***** Data supplied *****

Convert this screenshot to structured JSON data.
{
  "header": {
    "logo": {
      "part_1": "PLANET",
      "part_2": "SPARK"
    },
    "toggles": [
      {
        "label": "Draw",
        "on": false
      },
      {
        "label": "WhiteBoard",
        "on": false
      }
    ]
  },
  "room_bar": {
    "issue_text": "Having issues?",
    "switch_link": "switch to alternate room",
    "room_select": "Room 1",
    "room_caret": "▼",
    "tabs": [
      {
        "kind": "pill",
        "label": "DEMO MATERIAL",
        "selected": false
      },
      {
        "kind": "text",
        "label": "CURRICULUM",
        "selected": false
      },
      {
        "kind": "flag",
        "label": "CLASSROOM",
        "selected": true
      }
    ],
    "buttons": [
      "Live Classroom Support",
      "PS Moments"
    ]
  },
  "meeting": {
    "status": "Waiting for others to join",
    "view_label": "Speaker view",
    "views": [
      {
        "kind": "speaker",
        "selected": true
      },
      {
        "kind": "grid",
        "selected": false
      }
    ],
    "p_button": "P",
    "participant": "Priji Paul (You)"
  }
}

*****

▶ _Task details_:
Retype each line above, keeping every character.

▶ _Problem solution_:
Convert this screenshot to structured JSON data.
{
  "header": {
    "logo": {
      "part_1": "PLANET",
      "part_2": "SPARK"
    },
    "toggles": [
      {
        "label": "Draw",
        "on": false
      },
      {
        "label": "WhiteBoard",
        "on": false
      }
    ]
  },
  "room_bar": {
    "issue_text": "Having issues?",
    "switch_link": "switch to alternate room",
    "room_select": "Room 1",
    "room_caret": "▼",
    "tabs": [
      {
        "kind": "pill",
        "label": "DEMO MATERIAL",
        "selected": false
      },
      {
        "kind": "text",
        "label": "CURRICULUM",
        "selected": false
      },
      {
        "kind": "flag",
        "label": "CLASSROOM",
        "selected": true
      }
    ],
    "buttons": [
      "Live Classroom Support",
      "PS Moments"
    ]
  },
  "meeting": {
    "status": "Waiting for others to join",
    "view_label": "Speaker view",
    "views": [
      {
        "kind": "speaker",
        "selected": true
      },
      {
        "kind": "grid",
        "selected": false
      }
    ],
    "p_button": "P",
    "participant": "Priji Paul (You)"
  }
}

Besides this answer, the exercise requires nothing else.